Arun Venugopal is a reporter and the creator of Micropolis, WNYC’s multi-platform series examining race, sexuality, religion, street life and other issues that define New York City. He has been with the station since 2005, and has covered a wide range of stories, including the death of Sean Bell, the controversy over the Park 51 mosque and community center and Occupy Wall Street .
Immigrants Assimilate More Successfully in the U.S. Than in Europe: Report
Tuesday, May 24, 2011
Recent immigrants to the United States tend to assimilate better than their counterparts in Europe, according to a new report by Jacob Vigdor, a scholar at Duke University and the Manhattan Institute, who examined international immigration trends and data from the last decade.
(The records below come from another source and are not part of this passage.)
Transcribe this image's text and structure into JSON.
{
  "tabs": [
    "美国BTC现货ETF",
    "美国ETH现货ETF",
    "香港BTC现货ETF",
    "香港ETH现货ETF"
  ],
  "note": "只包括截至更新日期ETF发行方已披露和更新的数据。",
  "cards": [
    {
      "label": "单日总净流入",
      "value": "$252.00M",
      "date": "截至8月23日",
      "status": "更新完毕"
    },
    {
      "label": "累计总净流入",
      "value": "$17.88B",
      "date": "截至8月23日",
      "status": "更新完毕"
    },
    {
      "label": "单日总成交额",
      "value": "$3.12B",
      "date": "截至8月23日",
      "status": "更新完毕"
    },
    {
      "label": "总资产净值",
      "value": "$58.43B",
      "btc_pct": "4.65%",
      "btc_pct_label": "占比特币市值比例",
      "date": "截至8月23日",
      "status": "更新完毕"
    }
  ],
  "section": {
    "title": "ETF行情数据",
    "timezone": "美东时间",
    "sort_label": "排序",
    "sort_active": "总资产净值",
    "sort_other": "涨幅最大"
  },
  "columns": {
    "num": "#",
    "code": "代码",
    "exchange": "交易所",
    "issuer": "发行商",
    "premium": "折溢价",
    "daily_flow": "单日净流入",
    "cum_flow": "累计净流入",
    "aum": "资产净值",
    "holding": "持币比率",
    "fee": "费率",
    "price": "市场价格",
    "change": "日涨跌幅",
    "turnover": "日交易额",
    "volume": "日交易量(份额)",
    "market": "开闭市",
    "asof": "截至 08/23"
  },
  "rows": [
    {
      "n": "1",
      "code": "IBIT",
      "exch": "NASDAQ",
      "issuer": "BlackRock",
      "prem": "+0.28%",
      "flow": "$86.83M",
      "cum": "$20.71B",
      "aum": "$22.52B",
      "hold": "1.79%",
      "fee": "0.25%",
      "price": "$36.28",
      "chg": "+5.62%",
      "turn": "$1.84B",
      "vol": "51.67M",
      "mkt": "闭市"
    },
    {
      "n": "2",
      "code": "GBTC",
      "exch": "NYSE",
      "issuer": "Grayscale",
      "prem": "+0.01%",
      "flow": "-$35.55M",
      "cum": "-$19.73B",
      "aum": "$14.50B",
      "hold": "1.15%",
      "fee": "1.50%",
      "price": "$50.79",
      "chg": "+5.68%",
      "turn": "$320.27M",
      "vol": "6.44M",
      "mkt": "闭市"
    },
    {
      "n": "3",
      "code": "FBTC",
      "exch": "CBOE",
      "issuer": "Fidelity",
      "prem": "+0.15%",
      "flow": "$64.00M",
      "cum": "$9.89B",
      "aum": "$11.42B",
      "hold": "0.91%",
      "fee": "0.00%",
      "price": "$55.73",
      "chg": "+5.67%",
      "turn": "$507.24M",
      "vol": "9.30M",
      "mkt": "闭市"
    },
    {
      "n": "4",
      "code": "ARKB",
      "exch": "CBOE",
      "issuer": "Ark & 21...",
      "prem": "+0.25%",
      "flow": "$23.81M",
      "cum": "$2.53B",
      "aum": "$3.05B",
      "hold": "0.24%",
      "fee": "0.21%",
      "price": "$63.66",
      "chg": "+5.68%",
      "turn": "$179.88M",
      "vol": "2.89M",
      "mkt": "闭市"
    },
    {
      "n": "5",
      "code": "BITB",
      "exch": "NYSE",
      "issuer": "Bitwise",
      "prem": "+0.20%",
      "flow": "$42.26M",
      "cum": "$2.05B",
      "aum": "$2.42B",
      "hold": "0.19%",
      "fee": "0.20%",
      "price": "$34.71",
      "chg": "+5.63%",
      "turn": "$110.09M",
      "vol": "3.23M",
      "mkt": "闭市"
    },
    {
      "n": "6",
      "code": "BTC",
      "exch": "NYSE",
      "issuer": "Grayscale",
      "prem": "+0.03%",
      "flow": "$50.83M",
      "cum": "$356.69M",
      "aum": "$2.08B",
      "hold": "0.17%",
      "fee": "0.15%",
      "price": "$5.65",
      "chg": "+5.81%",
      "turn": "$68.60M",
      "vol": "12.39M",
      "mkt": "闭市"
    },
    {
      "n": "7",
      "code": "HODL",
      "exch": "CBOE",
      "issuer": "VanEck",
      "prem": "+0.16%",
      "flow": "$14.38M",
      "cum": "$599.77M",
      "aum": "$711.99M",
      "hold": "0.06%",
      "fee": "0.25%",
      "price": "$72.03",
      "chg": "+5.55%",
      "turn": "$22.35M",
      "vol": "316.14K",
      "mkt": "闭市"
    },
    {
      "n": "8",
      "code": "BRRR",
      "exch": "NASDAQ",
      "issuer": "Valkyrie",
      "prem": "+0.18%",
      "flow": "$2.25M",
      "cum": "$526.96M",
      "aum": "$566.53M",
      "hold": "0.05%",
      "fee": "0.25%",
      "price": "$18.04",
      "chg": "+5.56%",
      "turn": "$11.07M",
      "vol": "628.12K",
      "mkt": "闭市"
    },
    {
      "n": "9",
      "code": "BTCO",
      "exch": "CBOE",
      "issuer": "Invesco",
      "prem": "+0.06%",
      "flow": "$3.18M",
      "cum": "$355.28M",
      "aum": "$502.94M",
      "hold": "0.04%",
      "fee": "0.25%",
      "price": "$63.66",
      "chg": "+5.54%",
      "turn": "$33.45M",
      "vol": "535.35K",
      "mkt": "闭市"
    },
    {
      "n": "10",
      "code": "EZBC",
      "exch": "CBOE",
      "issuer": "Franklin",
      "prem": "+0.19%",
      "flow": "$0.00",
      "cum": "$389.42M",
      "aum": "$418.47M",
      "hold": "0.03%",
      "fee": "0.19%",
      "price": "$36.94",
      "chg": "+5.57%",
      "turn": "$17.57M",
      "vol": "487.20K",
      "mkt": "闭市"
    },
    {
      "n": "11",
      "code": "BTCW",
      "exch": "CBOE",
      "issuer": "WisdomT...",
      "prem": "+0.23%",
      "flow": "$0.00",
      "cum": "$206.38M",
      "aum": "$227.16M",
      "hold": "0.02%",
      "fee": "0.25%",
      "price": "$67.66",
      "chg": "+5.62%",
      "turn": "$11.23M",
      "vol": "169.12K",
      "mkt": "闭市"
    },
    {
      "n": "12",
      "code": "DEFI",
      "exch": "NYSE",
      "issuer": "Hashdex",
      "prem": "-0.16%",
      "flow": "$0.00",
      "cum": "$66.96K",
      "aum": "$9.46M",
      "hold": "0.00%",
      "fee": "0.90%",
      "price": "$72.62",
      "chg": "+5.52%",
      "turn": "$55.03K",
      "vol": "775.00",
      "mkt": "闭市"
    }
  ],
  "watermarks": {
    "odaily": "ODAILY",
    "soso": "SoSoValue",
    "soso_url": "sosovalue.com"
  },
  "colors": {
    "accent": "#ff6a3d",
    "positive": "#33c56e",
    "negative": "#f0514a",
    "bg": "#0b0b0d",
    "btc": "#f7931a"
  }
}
The report indicates that immigrants in America continue to assimilate strongly along economic lines in 2009 — indicating that they quickly closed in on native-born Americans, in terms of economic well-being — while remaining less likely to assimilate along cultural lines (such as the ability to speak English), and even less on civic lines.
Groups that tended to assimilate quickly in America included Filipinos and Vietnamese. Natives of Mexico and Guatemala were poorly assimilated, the report found. The differences between the U.S. and European nations were particularly stark when it came to Muslim immigrants. While 48 percent of Muslims were naturalized in the U.S., only 7 percent were naturalized in Italy, 10 percent in Switzerland and 25 percent in Spain.
"Immigrants from the Muslim world who come to the United States tend to be a little bit better educated than immigrants from say, Mexico and Central America," he said. "Culturally their likelihood of speaking English is fairly high, and once they spend enough time in the country their rates of naturalization are fairly high."
Philip Kasinitz, sociologist at the CUNY Graduate Center and co-author of "Inheriting the City: The Children of Immigrants Come of Age," said he thinks Vigdor "has it right."
"The United States on the whole has done a better job in terms of incorporating immigrants," he said. "That doesn't mean we don't have very real problems," he said, pointing to anti-Muslim rhetoric. "Those elements of the Muslim community that in some ways are making the greatest efforts to be part of the civic life of the city are finding themselves rebuffed."
The group he worries more about is the large population of undocumented immigrants in the United States.
Many of them, he noted, are young people "who discover upon entering the labor force or trying to get into college that they are really excluded from being fully-functioning adults in American society, because of their legal status. That's a tremendously dangerous situation."